Investigation uncovers international dog fighting trade

Animal welfare campaigners are calling for a ‘global crackdown’ on dog fighting.

BBC reveals how dogs are being traded across the world for brutal sport

Animal welfare campaigners are calling for a global crackdown on dog fighting after a BBC investigation revealed an illegal trade of fighting dogs extending from Eastern Europe to Wales.

The investigation built on evidence gathered by the League Against Cruel Sports (LACS), and revealed Bulgarian Ivaylo Nikolov selling and transporting animals to dog fighters.
Because Mr Nikolov shared much of his work on social media, investigators gathered posts suggesting he had sold dogs in at least 29 countries, including the UK. 

Secret video footage obtained by the BBC during the investigation showed one dog fight lasting more than an hour. One of the dogs then collapses out of sheer exhaustion and dies the following day. 

In another video, Mr Nikolav can be seen arranging a sale, during which he says his contact in Moldova “is actually a state vet in his region” and can supply “any document we want.” He added that “when you travel with Moldovan papers you have too much checks so I have made Bulgarian documents, also blood tests and export certificates.”

The League Against Cruel Sports received 100 reports in 2018 from members of the public about dog fighting in the UK. 

Martin Sims, director of investigations at the League, described the sport as ‘a global plague that lurks beneath the surface of apparently civilised societies’. 

“This kind of brutality should be a thing of the past but it is very much part of the present,” he said. “The League’s investigation has been a sickening journey into a depraved way of life which has horrendous animal cruelty at its core.

“We’d like to thank the BBC for exposing dog fighting in such a powerful way. Their story shows clearly how this network is linked to dog fighters across the world. 

“It’s impossible to know how many dogs are trapped worldwide by dog fighting, but our intelligence suggests it’s in the tens of thousands. We need governments globally to crack down on what is an unacceptable abuse of an animal which puts its trust in humans – but is being betrayed.”

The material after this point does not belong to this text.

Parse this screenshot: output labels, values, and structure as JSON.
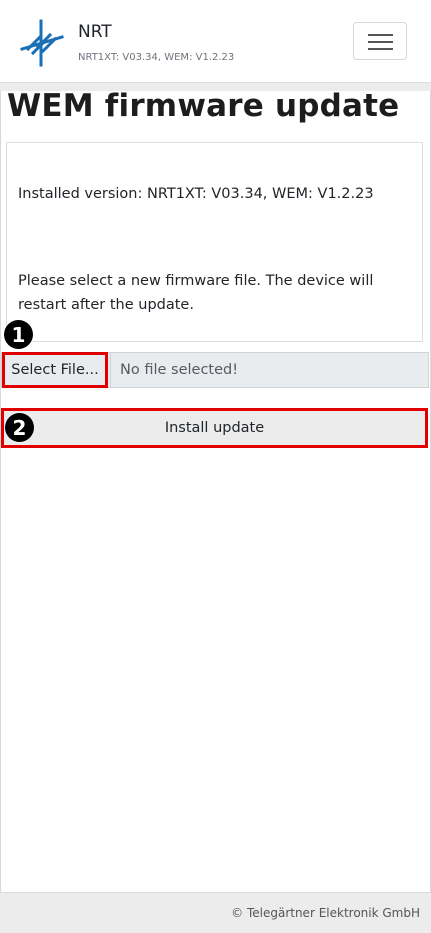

The BBC confronted Mr Nikolov about dog fighting, to which he responded: “I don’t know you, I don’t want to talk to you.” He later shut down his social media accounts and has not responded to any further attempts to contact him.